Piovia-Scott said the judge had the opportunity to rule in a manner that forced the city and Housing and Dignity Village to collaborate on a solution. “I would hope that pragmatically, solution-oriented activities and negotiations would come out of this lawsuit. That’s what the plaintiffs would like. They would like a chance to either stay here or stay in another location that would allow them to create this very powerful and important community they have created.”
However, on Wednesday, October 28th Judge Gilliam denied Housing and Dignity Village’s motion for an injunction, saying that the city’s claim that they would provide shelter beds to the 13 residents disqualifies residents from 8th Amendment protection established in the Martin v. Boise decision. Judge Gilliam acknowledged that the City of Oakland was in a housing crisis, but said it was not the court’s role to make a decision about whether or not the city’s policy approach is the ideal solution. Instead, his ruling was based on whether or not “the Constitution forbids the City from making difficult decisions it judges to be in the best interests of all its residents by implementing a policy it believes appropriately balances the important individual and community rights implicated by encampments on public land in Oakland.”
The judge said if the city chooses to initiate the removal of Housing and Dignity Village, it will need to initiate a new notice to vacate at least 72 hours in advance, comply with the city’s policies and procedures as submitted to the court during the hearing, and offer shelter beds to each of the 13 individuals.

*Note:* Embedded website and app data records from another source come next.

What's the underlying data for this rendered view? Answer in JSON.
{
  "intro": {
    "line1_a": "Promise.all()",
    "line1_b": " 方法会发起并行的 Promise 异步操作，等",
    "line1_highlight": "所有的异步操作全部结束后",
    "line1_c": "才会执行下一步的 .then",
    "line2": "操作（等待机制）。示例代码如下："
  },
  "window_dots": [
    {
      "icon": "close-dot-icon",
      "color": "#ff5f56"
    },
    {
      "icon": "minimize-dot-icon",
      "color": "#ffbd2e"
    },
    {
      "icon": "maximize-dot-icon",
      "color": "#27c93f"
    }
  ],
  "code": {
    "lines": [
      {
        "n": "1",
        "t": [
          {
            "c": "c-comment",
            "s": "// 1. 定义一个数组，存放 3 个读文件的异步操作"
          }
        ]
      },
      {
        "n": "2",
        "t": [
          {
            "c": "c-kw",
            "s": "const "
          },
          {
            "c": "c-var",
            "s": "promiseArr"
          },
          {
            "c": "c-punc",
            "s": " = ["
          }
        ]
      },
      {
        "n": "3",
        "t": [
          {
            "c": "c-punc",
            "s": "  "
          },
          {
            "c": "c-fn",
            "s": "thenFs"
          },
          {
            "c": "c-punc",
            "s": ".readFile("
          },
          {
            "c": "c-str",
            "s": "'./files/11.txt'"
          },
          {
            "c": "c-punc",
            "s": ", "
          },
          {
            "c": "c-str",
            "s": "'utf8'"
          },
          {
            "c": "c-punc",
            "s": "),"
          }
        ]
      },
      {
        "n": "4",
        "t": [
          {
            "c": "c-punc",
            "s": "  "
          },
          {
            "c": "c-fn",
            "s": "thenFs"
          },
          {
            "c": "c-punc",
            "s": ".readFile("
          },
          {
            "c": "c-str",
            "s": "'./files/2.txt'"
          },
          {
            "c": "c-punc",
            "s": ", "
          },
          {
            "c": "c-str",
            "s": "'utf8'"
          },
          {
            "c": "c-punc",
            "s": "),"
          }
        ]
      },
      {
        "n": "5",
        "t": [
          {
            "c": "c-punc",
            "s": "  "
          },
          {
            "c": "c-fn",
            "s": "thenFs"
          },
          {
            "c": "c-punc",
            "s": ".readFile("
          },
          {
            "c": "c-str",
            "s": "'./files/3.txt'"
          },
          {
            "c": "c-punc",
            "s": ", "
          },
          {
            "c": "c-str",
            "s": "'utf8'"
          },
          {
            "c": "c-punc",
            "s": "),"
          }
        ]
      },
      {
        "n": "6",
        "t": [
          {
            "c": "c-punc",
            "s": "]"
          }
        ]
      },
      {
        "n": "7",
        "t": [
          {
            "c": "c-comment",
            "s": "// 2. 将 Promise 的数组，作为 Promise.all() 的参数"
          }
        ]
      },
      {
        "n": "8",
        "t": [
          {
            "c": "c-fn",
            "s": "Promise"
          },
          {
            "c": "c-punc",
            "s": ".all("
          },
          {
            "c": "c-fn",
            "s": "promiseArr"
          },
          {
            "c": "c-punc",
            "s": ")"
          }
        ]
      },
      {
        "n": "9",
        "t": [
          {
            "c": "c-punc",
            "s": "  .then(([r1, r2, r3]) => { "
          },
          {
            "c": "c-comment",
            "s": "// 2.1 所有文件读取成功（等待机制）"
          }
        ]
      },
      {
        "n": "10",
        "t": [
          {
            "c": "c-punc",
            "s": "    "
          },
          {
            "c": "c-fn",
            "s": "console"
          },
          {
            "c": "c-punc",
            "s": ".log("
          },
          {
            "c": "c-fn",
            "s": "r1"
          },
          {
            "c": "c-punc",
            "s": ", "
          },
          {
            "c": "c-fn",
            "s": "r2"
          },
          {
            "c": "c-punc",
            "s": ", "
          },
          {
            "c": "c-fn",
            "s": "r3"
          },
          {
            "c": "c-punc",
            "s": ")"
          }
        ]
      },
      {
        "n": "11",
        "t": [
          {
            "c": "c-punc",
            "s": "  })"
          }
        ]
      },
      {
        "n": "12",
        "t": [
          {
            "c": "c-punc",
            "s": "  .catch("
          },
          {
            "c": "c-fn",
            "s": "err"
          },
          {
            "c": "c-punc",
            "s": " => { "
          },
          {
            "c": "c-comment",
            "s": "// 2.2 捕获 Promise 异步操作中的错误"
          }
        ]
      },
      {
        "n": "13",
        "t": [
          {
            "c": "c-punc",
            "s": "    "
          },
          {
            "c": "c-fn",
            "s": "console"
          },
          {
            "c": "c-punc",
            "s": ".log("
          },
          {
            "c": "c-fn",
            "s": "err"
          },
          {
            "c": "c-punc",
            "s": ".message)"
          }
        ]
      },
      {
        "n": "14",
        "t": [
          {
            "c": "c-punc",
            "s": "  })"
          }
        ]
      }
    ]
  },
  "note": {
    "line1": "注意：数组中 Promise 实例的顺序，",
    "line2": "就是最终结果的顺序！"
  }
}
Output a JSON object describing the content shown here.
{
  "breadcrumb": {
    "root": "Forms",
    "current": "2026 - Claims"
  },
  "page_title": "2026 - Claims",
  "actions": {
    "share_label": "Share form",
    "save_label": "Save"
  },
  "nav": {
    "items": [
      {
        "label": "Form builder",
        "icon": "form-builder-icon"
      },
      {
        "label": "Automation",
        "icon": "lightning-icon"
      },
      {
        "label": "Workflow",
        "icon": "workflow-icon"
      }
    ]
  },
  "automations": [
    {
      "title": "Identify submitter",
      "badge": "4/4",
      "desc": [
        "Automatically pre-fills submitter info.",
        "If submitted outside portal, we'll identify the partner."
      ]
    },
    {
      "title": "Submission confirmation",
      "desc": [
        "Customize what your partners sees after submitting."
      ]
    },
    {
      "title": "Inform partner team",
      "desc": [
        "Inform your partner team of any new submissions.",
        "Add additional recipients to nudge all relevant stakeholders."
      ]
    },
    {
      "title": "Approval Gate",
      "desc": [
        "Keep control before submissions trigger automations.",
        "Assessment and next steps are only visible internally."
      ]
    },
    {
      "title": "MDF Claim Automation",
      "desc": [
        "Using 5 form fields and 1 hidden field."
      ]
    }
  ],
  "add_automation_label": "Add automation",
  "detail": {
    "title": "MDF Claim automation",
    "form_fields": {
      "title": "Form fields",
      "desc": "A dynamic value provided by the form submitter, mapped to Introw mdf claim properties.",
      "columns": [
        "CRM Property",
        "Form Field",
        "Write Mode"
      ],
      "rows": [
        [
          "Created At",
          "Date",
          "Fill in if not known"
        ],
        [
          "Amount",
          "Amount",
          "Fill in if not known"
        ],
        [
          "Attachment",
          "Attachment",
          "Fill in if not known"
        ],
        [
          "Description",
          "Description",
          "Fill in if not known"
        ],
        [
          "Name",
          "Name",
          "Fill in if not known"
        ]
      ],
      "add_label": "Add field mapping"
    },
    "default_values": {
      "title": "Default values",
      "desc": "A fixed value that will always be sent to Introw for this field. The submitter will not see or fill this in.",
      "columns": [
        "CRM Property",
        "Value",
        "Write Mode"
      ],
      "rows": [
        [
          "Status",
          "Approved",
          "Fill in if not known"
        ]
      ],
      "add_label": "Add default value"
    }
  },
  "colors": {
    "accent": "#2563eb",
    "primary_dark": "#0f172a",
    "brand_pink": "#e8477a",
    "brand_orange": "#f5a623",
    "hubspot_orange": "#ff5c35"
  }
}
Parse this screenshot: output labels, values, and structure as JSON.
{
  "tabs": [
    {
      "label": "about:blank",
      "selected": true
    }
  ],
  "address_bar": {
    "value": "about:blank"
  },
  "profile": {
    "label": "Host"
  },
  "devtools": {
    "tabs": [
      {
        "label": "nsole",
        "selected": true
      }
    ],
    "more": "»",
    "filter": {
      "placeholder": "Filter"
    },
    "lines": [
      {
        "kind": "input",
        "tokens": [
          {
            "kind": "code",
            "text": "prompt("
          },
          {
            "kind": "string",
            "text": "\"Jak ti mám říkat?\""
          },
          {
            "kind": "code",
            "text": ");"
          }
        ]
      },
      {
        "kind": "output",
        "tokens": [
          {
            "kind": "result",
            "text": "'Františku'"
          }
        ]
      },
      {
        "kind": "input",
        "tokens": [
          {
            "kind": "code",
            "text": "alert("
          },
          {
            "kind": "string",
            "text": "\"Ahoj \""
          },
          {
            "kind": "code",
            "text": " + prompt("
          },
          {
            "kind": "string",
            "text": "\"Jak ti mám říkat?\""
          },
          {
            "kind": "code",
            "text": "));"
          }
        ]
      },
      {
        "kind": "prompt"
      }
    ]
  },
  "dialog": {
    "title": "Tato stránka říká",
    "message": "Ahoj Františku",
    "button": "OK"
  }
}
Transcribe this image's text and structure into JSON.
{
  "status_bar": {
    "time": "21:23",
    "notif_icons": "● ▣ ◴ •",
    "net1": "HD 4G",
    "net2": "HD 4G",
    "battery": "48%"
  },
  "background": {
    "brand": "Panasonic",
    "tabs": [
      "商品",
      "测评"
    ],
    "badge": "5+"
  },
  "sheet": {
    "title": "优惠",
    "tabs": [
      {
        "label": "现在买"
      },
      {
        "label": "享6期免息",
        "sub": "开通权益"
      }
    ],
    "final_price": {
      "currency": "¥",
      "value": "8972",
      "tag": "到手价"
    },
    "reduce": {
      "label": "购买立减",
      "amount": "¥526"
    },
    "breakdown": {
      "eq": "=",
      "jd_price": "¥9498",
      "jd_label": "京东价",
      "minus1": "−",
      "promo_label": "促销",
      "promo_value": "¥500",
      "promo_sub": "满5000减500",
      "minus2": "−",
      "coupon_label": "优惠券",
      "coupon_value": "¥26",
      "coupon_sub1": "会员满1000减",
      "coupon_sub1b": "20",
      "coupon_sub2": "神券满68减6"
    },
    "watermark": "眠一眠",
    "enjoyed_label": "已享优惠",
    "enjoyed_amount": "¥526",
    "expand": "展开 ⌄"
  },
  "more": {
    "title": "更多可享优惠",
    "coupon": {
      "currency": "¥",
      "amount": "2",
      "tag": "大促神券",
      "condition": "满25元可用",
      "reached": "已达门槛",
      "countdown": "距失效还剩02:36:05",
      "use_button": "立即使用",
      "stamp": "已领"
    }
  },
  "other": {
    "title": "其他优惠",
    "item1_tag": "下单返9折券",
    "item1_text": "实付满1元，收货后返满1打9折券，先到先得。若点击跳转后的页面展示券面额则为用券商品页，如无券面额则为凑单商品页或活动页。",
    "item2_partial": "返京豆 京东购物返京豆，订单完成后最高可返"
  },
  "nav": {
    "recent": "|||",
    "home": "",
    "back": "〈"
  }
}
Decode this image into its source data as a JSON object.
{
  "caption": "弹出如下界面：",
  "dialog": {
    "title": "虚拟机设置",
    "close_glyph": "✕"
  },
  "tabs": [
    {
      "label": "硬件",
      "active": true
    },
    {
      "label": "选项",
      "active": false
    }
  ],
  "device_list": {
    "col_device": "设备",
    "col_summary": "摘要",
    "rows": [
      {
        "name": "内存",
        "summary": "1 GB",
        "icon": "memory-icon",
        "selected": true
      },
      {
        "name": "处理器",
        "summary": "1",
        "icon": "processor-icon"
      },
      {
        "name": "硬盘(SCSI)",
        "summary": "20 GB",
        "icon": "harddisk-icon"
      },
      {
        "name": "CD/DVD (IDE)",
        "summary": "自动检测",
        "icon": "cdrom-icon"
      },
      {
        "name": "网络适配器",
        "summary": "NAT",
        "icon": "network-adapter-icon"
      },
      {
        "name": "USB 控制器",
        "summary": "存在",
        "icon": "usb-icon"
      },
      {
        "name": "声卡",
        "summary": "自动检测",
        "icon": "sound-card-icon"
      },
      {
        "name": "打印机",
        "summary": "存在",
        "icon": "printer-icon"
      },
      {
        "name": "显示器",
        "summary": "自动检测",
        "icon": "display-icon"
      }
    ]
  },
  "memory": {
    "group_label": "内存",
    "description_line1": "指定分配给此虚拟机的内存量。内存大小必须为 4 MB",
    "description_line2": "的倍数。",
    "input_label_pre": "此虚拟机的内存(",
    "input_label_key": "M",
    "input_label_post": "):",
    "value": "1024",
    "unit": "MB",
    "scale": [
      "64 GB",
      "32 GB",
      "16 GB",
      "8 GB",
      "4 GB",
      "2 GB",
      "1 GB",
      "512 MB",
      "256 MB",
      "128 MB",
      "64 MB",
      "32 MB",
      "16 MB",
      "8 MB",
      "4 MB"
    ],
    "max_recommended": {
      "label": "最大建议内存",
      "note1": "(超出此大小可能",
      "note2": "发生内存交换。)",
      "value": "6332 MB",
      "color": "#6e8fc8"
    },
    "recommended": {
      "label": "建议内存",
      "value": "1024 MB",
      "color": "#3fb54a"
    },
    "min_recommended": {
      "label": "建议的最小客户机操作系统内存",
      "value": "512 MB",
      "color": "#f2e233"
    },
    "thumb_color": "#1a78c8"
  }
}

Needa Bee, a plaintiff on the lawsuit, said in a video statement on the East Oakland Collective Facebook page afterward, “We are very disappointed with the Judge’s order. What we can assume is that he is taking the City’s word at face value and he’s believing that what they’re saying is how they actually handle the encampments. But as activists and advocates in the streets for homelessness, we know… that this is not how the city operates.” She noted, for example, that at 7AM that morning an encampment at Snow Park was cleared with no notice. To follow time-sensitive updates from residents, follow the Twitter and Facebook accounts of @VillageOakland and the @EOakCollective.